This hours-long, inspired surf, this delight, radiated by crowds that filled the ranks of the stands along the battlement of the Kremlin, boils with a whirl of cries and exclamations. This whirlpool has a center. Exclamations merge into one name: "Stalin!", "Long live Comrade Stalin!". One of Lenin standing on the Mausoleum raises his hand to the visor or raises it in greeting, bending at the elbow and extending his palm. This man is dressed in a long military overcoat, which, however, does not distinguish him from others, standing near.
He is the center, the heart of all that radiates from Moscow all over the world. ”
A. Harriman, US Ambassador to the USSR in 1943-1946 "... He has a deep knowledge, a fantastic ability to go into details, mental alertness and an amazingly subtle understanding of the human nature .. I found that he is better informed than Roosevelt, more realistic than Churchill, and in a sense, the most effective of military leaders" .
Yu. K. Paasikivi, Finnish Prime Minister with 1944, President with 1946: "Stalin is one of the greatest figures of modern history ... He raised the USSR to the level of a powerful world power - made it more powerful than Russia ever was and could be."
Christopher, Patriarch of Alexandria (from 1939): “Marshal Stalin ... is one of the greatest men of our era .. Marshal Stalin, the Supreme Commander, under whose leadership military operations are conducted on an unprecedented scale, has an abundance of divine grace and blessing, and Russian under the ingenious leadership of their great leader, the people, with unsurpassed self-sacrifice, deliver crushing blows to their everlasting enemies. ” (1945)
Alexy I, Patriarch of Moscow and All Russia 1945-1970: “The great leader of our people, Joseph Vissarionovich Stalin, is gone. The great, social force in which our people felt their own power, which he guided in his creative works and enterprises, which he comforted for many years, was abolished. There is no area where the deep gaze of the great Leader would not penetrate ... As a man of genius, he in every case revealed that which was invisible and inaccessible to the ordinary mind. ” (1953)

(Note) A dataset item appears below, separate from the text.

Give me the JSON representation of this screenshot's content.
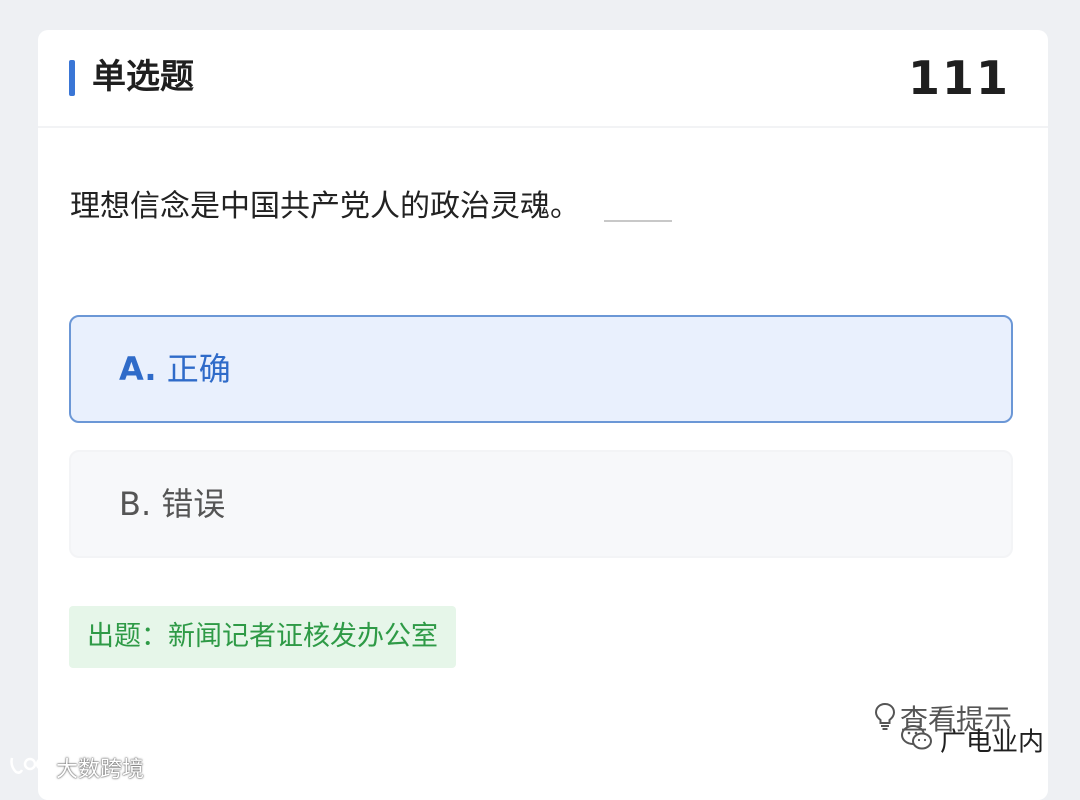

Archbishop Luke (Voyno-Yasenetsky), canonized as a saint by the Russian Orthodox Church: "Stalin saved Russia, showed what it means to the world. Therefore, as an Orthodox Christian and Russian patriot, I bow low to Stalin. ”
“Let's talk about eternity with you:

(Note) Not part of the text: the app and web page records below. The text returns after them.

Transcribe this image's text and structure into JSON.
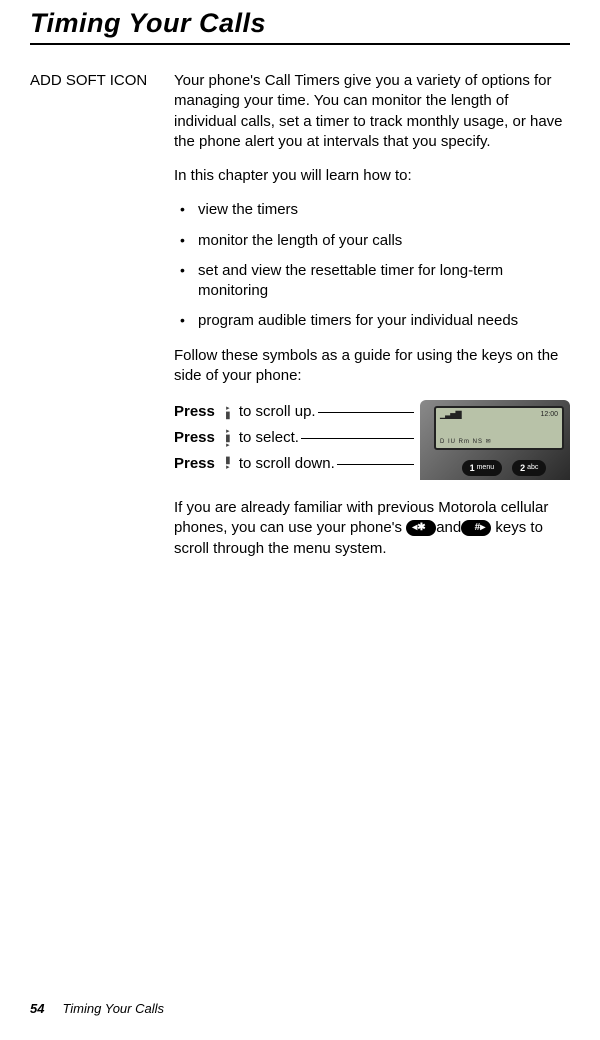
{
  "title": "Timing Your Calls",
  "margin_note": "ADD SOFT ICON",
  "intro": "Your phone's Call Timers give you a variety of options for managing your time. You can monitor the length of individual calls, set a timer to track monthly usage, or have the phone alert you at intervals that you specify.",
  "learn_lead": "In this chapter you will learn how to:",
  "bullets": [
    "view the timers",
    "monitor the length of your calls",
    "set and view the resettable timer for long-term monitoring",
    "program audible timers for your individual needs"
  ],
  "follow_symbols": "Follow these symbols as a guide for using the keys on the side of your phone:",
  "press": {
    "label": "Press",
    "up": "to scroll up.",
    "select": "to select.",
    "down": "to scroll down."
  },
  "phone": {
    "time": "12:00",
    "status": "D  IU  Rm      NS",
    "key1": {
      "num": "1",
      "sub": "menu"
    },
    "key2": {
      "num": "2",
      "sub": "abc"
    }
  },
  "familiar_1": "If you are already familiar with previous Motorola cellular phones, you can use your phone's",
  "familiar_and": "and",
  "familiar_2": " keys to scroll through the menu system.",
  "key_star": "✱",
  "key_hash": "#",
  "footer": {
    "page": "54",
    "title": "Timing Your Calls"
  }
}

Of course, I'm largely to blame!
But someone ruled my fate,
I felt that omnipresent look.
He gave me no sleep, no rest
He lived in me and ruled over me.
And I, as a slave of the universal spirit,
Iron will ruled the country.
Who was my secret supreme overlord?
What did he want controlling me?
I, like a slave, judge and performer, -
It was all over this poor country.
And then everything was incomprehensible:
Where did force, will, power come from?
My soul is like a wheel of a car
Shuffling millions of passion.
And only then, in the spring, in 45,
He whispered softly in my ear:
"You were my novice, soldier
And your peace is not far away! ”
Attributed to I.V. Stalin.